Liverpool City Council set up the broad ‘Healthy Homes Project’ as part of its proactive approach to identifying priority in-need households across the city. 927 serious cold hazards were removed and 1,405 referrals were made for energy efficiency. Projected overall NHS savings for the project were £852,000 per annum for excess cold hazard alone (£8.5 million over 10 years) and NHS savings of £440,000 per annum – more than £4.4 million over 10 years.
Bringing a health and housing project to Oxfordshire
The county has roughly the national average figures for fuel poverty – approximately 10% of households – but it has a major issue with health inequality, which Oxfordshire CCG has placed top of its agenda. Recent projects have been targeting the delayed transfer of care – the return to home of patients who have received medical treatment.
Our project, ‘Better Housing, Better Health’, will be a county-wide effort to target those suffering poorer health as a result of their homes. Working with partners across the county, including health organisations such as the CCG and doctors’ surgeries, community groups, local authorities, councillors and others, we’ll identify those most at risk and advertise to them opportunities to receive energy advice and, in some instances, offer free or heavily subsidised interventions. The buy-in, across the required groups at these early stages of the project, is exceptional and extremely encouraging. There’s a real will to mend this problem with time, money and expertise. NEF and – we hope – its partners will be here solving it until it’s gone.
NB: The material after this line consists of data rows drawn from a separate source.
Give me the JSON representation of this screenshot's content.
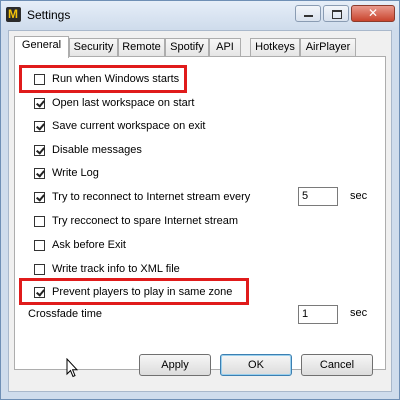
{
  "window": {
    "title": "Settings",
    "close_glyph": "✕"
  },
  "tabs": [
    {
      "label": "General",
      "active": true
    },
    {
      "label": "Security"
    },
    {
      "label": "Remote"
    },
    {
      "label": "Spotify"
    },
    {
      "label": "API"
    },
    {
      "label": "Hotkeys"
    },
    {
      "label": "AirPlayer"
    }
  ],
  "options": [
    {
      "label": "Run when Windows starts",
      "checked": false
    },
    {
      "label": "Open last workspace on start",
      "checked": true
    },
    {
      "label": "Save current workspace on exit",
      "checked": true
    },
    {
      "label": "Disable messages",
      "checked": true
    },
    {
      "label": "Write Log",
      "checked": true
    },
    {
      "label": "Try to reconnect to Internet stream every",
      "checked": true
    },
    {
      "label": "Try recconect to spare Internet stream",
      "checked": false
    },
    {
      "label": "Ask before Exit",
      "checked": false
    },
    {
      "label": "Write track info to XML file",
      "checked": false
    },
    {
      "label": "Prevent players to play in same zone",
      "checked": true
    }
  ],
  "reconnect_interval": {
    "value": "5",
    "unit": "sec"
  },
  "crossfade": {
    "label": "Crossfade time",
    "value": "1",
    "unit": "sec"
  },
  "buttons": {
    "apply": "Apply",
    "ok": "OK",
    "cancel": "Cancel"
  },
  "colors": {
    "highlight": "#e01b1b"
  }
}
The launch for this event – on 30th January – is a chance for us to explain to all participants the problem and the solution. This will include, of course, those who could benefit from the project. Fuel poverty and health inequality require rigorous public discussion and concern – it is deeply complex and multi-faceted, rooted in a plethora of accompanying social and economic factors. We hope to shine a light on this in Oxfordshire, before getting underway with changing the situation.